--- START ---

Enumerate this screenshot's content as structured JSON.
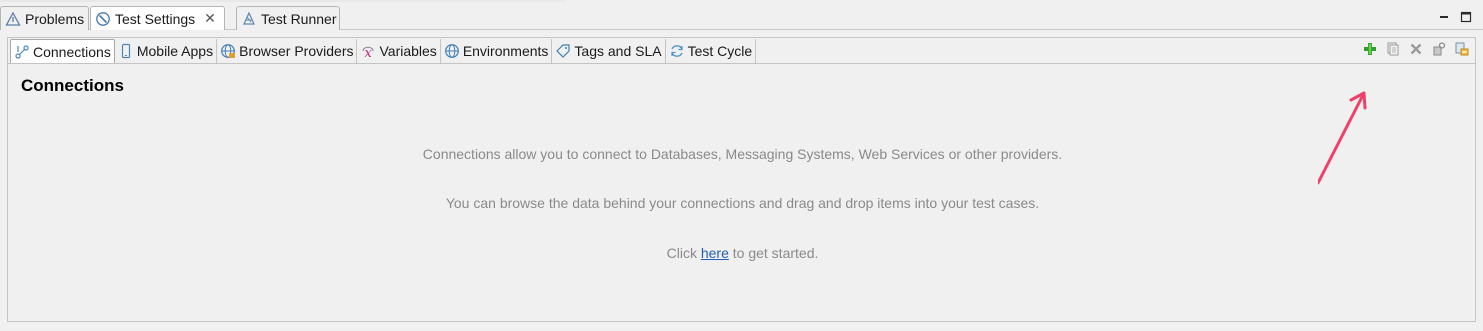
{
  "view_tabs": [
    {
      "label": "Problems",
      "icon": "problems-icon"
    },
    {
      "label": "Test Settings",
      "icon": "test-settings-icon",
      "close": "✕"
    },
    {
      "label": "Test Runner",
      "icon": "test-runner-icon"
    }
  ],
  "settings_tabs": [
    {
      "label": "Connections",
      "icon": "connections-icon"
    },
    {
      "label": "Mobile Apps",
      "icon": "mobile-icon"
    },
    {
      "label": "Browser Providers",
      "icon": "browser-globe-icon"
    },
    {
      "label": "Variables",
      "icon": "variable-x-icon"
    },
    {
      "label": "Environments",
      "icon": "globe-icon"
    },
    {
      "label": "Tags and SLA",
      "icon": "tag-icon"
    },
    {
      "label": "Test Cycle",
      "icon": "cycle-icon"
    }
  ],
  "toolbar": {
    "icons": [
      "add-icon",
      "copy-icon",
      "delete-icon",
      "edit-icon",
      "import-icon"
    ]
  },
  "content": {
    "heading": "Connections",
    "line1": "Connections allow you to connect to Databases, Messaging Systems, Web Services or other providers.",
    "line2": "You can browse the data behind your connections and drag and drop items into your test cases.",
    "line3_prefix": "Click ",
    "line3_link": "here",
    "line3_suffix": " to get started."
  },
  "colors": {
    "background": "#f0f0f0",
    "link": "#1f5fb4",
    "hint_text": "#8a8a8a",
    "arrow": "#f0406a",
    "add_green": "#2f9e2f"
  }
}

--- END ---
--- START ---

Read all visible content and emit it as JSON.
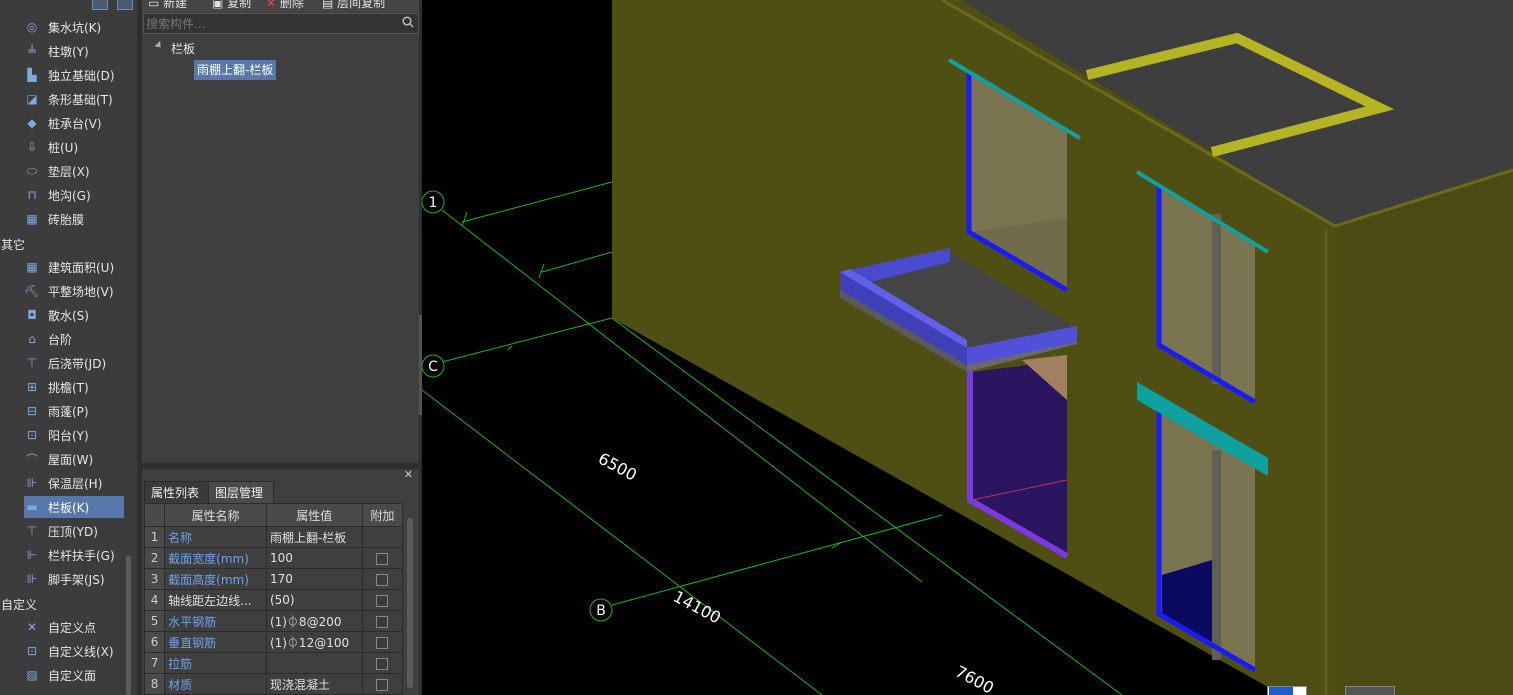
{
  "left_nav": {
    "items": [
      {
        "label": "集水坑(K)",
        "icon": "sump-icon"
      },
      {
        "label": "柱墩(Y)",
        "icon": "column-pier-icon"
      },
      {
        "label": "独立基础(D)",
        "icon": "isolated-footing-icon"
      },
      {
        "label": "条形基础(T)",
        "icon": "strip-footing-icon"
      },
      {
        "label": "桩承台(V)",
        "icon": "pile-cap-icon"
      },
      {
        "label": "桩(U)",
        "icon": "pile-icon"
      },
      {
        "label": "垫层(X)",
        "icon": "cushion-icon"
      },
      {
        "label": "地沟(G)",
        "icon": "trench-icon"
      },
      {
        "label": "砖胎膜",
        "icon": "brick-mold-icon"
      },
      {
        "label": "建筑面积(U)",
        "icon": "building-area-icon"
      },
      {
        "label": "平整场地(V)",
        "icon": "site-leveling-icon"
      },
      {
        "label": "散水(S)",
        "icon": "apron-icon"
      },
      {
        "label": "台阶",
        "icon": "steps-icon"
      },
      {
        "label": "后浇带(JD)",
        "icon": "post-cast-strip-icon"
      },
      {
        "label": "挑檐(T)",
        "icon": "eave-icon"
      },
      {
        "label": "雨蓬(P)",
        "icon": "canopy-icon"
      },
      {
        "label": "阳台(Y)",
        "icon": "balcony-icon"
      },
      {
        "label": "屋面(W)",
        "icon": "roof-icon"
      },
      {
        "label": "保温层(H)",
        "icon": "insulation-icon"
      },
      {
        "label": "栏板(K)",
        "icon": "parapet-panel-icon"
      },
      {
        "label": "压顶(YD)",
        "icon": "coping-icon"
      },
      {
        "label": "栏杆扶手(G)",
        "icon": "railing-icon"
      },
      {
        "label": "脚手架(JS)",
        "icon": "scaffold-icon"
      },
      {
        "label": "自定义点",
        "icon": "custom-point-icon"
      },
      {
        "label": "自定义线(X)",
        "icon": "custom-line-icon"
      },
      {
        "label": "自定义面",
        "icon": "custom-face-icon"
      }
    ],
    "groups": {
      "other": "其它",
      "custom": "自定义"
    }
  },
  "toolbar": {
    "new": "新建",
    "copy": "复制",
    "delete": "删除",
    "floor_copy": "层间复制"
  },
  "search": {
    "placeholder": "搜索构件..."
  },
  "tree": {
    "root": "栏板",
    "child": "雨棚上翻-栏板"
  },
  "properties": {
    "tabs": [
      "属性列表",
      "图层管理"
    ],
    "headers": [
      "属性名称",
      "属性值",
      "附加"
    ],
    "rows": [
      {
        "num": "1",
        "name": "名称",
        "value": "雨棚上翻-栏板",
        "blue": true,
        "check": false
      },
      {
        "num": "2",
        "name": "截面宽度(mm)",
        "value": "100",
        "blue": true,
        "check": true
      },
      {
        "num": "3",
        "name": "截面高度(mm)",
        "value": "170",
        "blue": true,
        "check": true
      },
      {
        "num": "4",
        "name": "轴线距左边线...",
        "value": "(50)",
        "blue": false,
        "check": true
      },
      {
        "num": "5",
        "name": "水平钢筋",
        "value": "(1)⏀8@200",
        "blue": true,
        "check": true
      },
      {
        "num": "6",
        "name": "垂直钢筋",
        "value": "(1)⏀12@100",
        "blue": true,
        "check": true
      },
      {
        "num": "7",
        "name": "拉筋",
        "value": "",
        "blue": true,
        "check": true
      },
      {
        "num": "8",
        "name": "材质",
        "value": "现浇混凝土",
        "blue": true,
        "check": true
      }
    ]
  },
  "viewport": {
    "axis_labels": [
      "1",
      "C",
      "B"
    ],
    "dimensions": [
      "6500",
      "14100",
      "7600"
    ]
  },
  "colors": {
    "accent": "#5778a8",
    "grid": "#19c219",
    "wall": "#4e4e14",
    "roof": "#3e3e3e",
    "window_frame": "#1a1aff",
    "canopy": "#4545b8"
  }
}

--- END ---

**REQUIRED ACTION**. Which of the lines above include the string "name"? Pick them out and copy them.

**RESULT OF THE TASK**.
        "name": "名称",
        "name": "截面宽度(mm)",
        "name": "截面高度(mm)",
        "name": "轴线距左边线...",
        "name": "水平钢筋",
        "name": "垂直钢筋",
        "name": "拉筋",
        "name": "材质",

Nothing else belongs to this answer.